    The answer could be found in the uptake after Q1. If you check Netmarketshare's data for June and Juli you see 37% and 42% increase in marketshare. My guess is that the Q10 has been selling quite well when it was introduced after the earnings report.
  • Because that strategy worked so well at Dell

    RIP BB
    I'm so thankful for the bliss I enjoyed from BB. However it's time to carry on and leave that sinking (sunken) ship.
    • It hasn't worked for Dell yet

      because Carl Icahn is trying to step in, likely to raid the company.

      Does BB have anything Icahn wants? Besides, it's in CA, so they could be safe from him should they try it.
      William Farrel
  • Insanity

    Blackberry's problems are not ownership, they are core product and tanking market share.

    My solution

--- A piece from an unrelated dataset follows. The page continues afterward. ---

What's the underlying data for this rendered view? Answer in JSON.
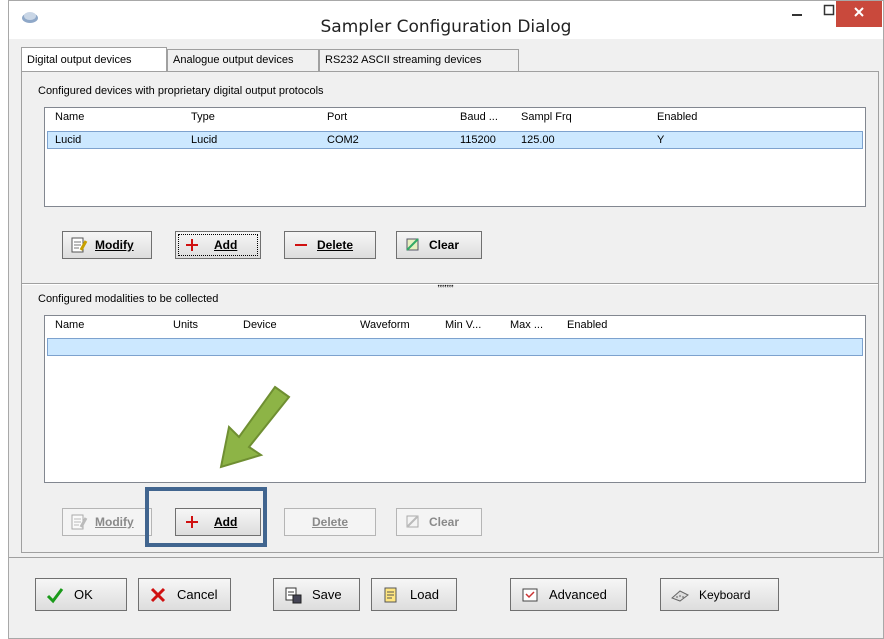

    - Exit Hardware, immediately -0 it is a financial black hole
    - Deliver paid for BE full fat client/BBM as a cross-platform App for IOS, Windows Phone, Android
    - Deliver free lite BES/BBM Client/BBM for Playstation, Wii, DS, XBox, Kindle, Windows, OSX, Linux
    - Sell QNX to a more worthy owner

    ...rake in the dosh, as the money is in subscriptions and the BES back-end. You are floundering in hardware.
  • time to sell stock for sure as time will run out to do so!!

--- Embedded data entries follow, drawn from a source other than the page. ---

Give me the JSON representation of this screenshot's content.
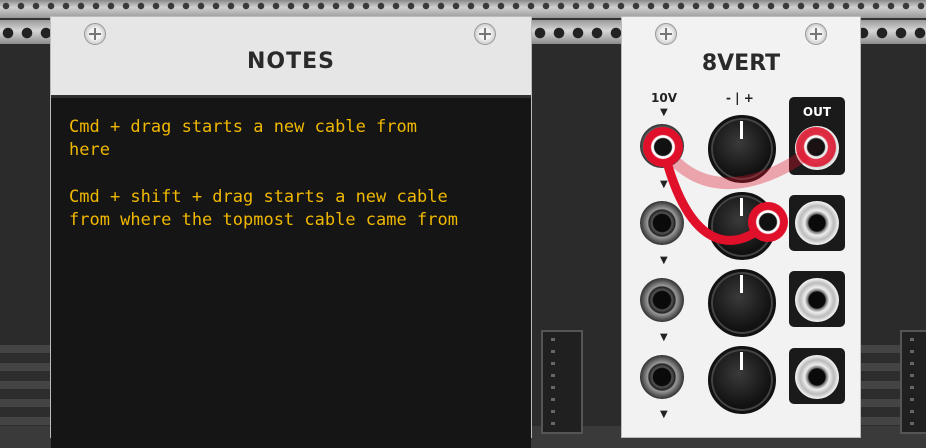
{
  "notes_module": {
    "title": "NOTES",
    "lines": [
      "Cmd + drag starts a new cable from",
      "here",
      "",
      "Cmd + shift + drag starts a new cable",
      "from where the topmost cable came from"
    ]
  },
  "vert_module": {
    "title": "8VERT",
    "label_10v": "10V",
    "label_polarity": "- | +",
    "label_out": "OUT",
    "rows": 4
  },
  "colors": {
    "note_text": "#f0b800",
    "cable": "#e0102a",
    "panel": "#e6e6e6",
    "screen": "#151515"
  }
}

    cash it all in as if this is true, this means they are trying to sell the company and need to regroup but the stock right now just passed it average volume of 23 million shares... plus laying off all the top executives in bb 10 launch i believe 12 of them left and 250 employees also were let go... so its only a matter of time that someone will buy the patents and selling the company off... i would say by the end of the year, there wont be a blackberry... so that would suck for bb 10 owners and this might give business a more closer look at a iphone,android or even a Windows phone purchase and leave blackberry behind...
  • BBM is the crown jewel

    And QNX.

    I think a caretaker business for the phones would be prudent, as they are secure, popular in the developing world, and popular with those who want keyboards... but separate the QNX and BBM and you'd have another star company.
  • the current

    Investment structure ( advanced by Wall Street controlled Congress) puts short term gains ahead of all other considerations. Companies like Dell and BB look to go private so they can pursue a turnaround plan that is not dependent on gaming the quarterly earnings reports.